Eight years ago, one of the most popular features on the early Naturenet was The Urban Gardener, written by Ruth D’Alessandro. Her column is archived here, and server logs show it is has remained well-read even after all these years. So it is with great pleasure that The Ranger is able to reintroduce Ruth with a new regular column on a similar theme – this time, to be presented on The Ranger’s Blog. So, without further ado, Ruth writes: Notes From A Wildlife Garden Greetings! The Urban Gardener has evolved into the Sub-Rural Gardener following an eight-year absence (authorially, never spiritually) from Naturenet, two children, three funerals, two house sales and a move to the edge of the rolling North Downs. Not quite rural (the Ranger would call it suburbia) but in no way urban either, our new place came with an established wildlife garden along with a vegetable patch the size of our old and beloved London allotment.

The Wildlife Gardener

This south-facing Garden of Earthy Delights also contains a 170-year-old oak tree with a fish-free pond fed by a natural spring beneath it, both thriving in perfect symbiosis, two apple trees, mixed hedgerows, a ramshackle greenhouse and shed and plants grown specifically by the previous owner (a moth enthusiast) to attract moths, butterflies and other insects and birds. The place is A Project. The house is perfectly serviceable, although a study in various hues of beige, but that can wait. Veg needs to be grown, a cottage garden established, a children’s garden complete with tallest sunflower and biggest pumpkin competitions to be dug as well as maintenance of all the feed plants for many species of creature. The Wildlife Garden will be a study in trial and error, and each month on the Wildlife Garden Blog I’ll lay bare our successes and failures and hopefully encourage you to do some wildlife gardening of your own, however small your plot. Of course, I’ll welcome any comments and suggestions, and may well be asking for solutions to problems we encounter!
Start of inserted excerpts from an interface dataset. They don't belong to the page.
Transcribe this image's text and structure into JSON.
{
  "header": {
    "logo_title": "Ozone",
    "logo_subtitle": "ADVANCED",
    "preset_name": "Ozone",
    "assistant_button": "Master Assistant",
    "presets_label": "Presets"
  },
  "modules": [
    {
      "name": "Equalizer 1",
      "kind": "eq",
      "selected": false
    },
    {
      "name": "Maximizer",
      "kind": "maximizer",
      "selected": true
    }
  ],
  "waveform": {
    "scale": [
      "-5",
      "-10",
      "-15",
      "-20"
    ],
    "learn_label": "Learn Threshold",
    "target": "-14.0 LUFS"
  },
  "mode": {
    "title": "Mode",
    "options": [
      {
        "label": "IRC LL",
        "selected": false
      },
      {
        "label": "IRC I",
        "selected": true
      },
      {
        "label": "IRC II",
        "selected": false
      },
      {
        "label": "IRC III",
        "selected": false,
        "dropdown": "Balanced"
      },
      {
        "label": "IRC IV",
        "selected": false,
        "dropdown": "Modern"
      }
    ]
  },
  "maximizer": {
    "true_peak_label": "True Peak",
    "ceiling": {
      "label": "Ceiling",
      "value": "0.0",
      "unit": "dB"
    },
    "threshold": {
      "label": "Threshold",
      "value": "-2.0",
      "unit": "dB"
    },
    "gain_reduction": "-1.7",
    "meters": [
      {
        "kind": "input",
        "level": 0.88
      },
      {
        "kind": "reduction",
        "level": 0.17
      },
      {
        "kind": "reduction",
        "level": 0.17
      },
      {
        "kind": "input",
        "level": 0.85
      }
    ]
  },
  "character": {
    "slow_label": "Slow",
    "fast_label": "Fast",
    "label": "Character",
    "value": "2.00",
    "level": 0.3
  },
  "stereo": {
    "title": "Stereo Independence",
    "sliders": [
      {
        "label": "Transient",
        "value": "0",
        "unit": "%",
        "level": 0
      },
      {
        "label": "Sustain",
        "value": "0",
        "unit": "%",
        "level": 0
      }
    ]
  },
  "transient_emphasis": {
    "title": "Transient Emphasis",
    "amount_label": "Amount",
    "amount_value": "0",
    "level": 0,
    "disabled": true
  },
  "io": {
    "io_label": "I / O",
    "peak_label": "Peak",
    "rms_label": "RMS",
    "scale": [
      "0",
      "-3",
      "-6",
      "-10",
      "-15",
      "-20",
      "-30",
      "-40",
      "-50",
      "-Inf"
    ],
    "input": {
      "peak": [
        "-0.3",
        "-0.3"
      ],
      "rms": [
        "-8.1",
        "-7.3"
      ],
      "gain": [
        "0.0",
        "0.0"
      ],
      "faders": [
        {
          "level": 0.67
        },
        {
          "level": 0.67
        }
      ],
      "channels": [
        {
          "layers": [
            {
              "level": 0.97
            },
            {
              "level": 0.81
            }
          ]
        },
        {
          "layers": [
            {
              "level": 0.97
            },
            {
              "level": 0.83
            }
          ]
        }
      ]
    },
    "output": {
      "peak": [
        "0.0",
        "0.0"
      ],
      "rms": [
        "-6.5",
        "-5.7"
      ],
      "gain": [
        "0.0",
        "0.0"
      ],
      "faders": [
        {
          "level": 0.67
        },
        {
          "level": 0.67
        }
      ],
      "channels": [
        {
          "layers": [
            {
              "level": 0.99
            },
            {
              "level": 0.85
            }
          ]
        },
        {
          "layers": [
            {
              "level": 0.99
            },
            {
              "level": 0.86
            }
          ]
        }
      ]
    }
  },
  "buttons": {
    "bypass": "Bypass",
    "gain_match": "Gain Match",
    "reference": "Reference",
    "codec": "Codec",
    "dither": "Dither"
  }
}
Nothing can be planned, nature resists planning, so anything could happen! (Going to snow tomorrow!) Anyway, I’ve kicked off my return to Naturenet with an exposé of the dastardly goings-on around my bird table. See Doing Bird for Ruth’s first post.